Again, I would leave this to the provinces, to be respectful, to sort out, but some general leadership is needed about the fact that not everybody has to be an economist or a doctor or a lawyer, or whatever, that it is equally acceptable to go to college or to apprenticeship programs.

The key, though—and where I think Andrew and I agree completely—is that we've got to ensure that kids finish grade 12 and don't see that as the finish line, but say, okay, I need another two years in apprenticeship. Again, I think much of that should get sorted out at the provincial level.

6:05 p.m.

Conservative

The Chair Conservative James Rajotte

Thank you.

Thank you, Mr. Van Kesteren.

Monsieur Caron, please.

May 29th, 2012 / 6:05 p.m.

NDP

Guy Caron NDP Rimouski-Neigette—Témiscouata—Les Basques, QC

Thank you very much.

My colleagues have spent a lot of time talking about Old Age Security.

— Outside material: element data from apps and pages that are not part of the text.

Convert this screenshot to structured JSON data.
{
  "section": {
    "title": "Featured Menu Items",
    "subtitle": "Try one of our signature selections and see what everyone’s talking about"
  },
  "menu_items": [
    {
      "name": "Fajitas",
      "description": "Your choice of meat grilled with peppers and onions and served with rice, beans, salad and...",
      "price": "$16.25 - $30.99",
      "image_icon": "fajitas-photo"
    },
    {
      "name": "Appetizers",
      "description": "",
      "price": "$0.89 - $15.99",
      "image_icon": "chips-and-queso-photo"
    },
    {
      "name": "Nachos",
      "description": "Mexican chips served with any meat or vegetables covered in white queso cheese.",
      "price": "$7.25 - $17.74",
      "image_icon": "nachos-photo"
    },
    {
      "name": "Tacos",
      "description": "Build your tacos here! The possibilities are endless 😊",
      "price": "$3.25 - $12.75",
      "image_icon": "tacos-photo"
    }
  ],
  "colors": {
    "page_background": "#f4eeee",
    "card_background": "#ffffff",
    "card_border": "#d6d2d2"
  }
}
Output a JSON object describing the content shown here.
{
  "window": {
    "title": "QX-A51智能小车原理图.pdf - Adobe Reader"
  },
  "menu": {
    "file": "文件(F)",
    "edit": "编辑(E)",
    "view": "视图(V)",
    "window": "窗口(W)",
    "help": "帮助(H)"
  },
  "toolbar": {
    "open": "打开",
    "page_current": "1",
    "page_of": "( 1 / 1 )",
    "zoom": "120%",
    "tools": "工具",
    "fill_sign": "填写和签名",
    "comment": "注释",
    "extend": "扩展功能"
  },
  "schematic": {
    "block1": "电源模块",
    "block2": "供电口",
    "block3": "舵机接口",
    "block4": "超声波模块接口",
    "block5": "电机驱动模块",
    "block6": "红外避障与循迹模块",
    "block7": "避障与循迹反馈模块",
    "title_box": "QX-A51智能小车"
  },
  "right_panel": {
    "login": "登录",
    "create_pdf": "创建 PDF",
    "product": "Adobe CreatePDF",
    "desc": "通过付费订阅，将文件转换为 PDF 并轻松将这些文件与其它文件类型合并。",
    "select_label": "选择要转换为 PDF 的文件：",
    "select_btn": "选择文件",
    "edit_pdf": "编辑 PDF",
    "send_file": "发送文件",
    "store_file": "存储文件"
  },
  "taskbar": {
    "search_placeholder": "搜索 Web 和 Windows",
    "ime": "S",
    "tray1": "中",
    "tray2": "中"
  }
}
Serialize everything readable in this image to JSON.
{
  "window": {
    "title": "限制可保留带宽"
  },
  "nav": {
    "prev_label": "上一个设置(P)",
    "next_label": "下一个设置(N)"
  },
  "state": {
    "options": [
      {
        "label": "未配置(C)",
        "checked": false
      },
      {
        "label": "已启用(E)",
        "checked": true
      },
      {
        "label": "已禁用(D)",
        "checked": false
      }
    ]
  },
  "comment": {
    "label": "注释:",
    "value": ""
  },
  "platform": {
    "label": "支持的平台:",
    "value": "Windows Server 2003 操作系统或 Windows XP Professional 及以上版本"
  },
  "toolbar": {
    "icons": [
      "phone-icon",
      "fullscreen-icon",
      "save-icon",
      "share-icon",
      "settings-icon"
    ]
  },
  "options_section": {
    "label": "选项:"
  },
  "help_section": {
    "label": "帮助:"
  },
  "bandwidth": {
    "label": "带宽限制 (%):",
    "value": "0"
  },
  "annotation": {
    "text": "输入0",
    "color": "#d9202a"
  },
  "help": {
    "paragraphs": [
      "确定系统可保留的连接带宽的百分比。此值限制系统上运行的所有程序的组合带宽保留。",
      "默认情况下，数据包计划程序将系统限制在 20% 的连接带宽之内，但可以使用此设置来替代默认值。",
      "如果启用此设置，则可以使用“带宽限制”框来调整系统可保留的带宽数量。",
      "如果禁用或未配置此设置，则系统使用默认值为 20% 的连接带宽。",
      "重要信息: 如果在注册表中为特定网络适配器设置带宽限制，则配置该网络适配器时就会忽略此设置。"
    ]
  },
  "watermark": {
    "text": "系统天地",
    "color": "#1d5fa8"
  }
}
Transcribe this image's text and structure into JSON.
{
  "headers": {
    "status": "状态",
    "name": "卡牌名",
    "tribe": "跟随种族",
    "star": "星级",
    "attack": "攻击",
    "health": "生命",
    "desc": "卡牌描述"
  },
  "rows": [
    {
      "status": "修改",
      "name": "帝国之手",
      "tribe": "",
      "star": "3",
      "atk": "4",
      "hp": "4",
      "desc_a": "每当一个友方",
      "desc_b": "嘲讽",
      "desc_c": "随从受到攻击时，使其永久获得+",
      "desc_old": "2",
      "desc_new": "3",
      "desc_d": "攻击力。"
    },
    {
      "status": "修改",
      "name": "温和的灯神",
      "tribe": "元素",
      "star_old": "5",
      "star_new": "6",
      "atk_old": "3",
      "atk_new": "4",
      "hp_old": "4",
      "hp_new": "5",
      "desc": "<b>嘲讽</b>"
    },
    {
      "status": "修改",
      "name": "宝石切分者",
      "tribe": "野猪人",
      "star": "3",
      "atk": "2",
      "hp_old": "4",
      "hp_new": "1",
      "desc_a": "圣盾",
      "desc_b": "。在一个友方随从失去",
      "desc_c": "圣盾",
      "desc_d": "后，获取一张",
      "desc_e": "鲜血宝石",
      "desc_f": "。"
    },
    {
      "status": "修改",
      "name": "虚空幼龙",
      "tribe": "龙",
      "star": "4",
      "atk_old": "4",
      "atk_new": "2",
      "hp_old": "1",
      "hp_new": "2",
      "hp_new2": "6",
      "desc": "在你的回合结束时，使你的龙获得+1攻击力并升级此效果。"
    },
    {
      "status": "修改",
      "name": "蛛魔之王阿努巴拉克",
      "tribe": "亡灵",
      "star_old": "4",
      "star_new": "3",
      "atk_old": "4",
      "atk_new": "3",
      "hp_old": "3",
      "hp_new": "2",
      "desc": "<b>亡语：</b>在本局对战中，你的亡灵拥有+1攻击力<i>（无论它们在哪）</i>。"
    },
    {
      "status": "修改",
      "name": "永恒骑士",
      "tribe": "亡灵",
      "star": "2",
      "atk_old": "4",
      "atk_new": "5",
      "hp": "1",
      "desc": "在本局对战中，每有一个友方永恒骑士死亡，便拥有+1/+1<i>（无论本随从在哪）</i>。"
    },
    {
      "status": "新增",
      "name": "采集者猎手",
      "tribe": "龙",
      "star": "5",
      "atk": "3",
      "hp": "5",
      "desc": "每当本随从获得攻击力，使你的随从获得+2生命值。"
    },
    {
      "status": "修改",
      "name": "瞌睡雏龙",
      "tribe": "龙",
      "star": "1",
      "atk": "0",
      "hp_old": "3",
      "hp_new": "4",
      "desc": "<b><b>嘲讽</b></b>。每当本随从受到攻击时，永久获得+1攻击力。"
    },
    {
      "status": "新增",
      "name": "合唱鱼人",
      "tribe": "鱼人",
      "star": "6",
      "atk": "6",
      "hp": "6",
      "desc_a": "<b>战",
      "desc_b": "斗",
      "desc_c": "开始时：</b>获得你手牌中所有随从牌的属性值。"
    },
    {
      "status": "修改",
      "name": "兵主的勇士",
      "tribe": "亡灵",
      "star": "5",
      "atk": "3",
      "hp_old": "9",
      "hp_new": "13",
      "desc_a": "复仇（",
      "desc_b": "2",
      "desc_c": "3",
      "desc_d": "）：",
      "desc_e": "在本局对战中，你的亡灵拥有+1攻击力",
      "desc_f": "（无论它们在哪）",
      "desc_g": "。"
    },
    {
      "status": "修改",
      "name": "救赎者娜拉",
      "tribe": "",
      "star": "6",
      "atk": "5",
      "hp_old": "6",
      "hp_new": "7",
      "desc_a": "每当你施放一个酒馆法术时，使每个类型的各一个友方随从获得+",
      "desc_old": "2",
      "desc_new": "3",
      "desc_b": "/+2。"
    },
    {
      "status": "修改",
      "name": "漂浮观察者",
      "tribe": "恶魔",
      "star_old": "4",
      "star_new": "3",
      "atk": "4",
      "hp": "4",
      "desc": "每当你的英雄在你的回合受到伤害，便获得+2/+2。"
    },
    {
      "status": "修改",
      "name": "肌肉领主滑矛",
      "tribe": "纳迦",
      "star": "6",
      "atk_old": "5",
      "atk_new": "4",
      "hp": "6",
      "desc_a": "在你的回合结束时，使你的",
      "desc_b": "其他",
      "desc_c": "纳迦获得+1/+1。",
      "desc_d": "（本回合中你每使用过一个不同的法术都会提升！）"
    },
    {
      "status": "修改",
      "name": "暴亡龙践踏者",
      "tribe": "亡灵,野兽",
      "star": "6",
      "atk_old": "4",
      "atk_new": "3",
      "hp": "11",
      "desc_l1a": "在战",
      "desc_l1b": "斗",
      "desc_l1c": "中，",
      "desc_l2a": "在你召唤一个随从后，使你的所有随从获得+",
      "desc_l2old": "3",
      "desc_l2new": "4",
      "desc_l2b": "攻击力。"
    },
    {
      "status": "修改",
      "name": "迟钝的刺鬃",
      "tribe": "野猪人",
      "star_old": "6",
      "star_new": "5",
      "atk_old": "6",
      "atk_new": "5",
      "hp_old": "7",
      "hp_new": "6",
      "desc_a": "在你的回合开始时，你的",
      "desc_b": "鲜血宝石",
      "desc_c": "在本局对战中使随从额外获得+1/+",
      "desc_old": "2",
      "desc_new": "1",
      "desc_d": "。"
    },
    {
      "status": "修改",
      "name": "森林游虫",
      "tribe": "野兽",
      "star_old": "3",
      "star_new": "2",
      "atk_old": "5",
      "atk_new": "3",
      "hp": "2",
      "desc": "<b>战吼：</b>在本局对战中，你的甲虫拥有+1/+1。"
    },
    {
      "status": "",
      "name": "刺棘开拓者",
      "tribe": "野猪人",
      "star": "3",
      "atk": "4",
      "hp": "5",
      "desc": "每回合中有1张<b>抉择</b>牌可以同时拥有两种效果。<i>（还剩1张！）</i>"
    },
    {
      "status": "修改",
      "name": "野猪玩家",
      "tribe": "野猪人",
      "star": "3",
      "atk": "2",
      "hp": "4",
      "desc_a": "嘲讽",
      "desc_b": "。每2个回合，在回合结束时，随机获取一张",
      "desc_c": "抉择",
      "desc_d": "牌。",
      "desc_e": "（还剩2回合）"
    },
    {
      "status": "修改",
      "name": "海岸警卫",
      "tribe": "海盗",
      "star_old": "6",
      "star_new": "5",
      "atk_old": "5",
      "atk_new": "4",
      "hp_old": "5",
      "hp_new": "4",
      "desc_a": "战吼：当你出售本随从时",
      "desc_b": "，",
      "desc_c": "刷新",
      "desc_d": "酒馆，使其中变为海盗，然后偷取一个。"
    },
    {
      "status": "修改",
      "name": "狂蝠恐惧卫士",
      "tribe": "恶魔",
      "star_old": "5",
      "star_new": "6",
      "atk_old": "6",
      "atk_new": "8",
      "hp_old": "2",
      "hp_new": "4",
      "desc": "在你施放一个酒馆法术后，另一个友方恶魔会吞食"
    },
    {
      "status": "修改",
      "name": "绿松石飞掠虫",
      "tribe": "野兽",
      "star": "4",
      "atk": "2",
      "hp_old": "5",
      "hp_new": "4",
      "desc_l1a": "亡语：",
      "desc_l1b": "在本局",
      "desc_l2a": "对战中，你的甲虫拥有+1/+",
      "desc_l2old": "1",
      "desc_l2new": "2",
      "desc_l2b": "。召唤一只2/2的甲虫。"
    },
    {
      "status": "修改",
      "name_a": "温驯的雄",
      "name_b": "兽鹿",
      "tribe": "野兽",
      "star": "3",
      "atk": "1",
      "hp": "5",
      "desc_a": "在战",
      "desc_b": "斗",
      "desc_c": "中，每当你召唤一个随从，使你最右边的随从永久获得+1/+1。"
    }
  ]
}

I am going to take a bit more time to talk about employment insurance. In my constituency, in the east of Quebec, it is a specific concern.

My first question goes to you, Mr. Céré, because you know the reality too. The reforms were announced on Thursday morning. On Thursday afternoon and Friday morning, I spoke with a lot of people in my constituency at some public forums I held on various issues related to Bill C-38.

What surprised me was that more employers than workers came to see me about the problems that Ms. Finley's proposed reforms were going to create. Among them were employers from ZECs—controlled harvesting zones. They were in tourism and cabinet-making. They all told us that they were having a lot of difficulty because they train their workers in the specialist ZEC areas, such as tourism and cabinet-making. Since the employment is seasonal, they have to lay off their employees for two, three or four months. The workers try to find other jobs but getting employment for two, three or four months is not the easiest thing in the world. The employers can hire them back and so can get back the expertise that they provided. The employers are thinking that, because of the reform and the measures that are proposed, they may well lose the employees whom they have trained.

I would like to know what you think about that. You mentioned a lot of employees and workers who are affected. But I feel sure that employers in a region like mine and like those in Atlantic Canada, may well be adversely affected too.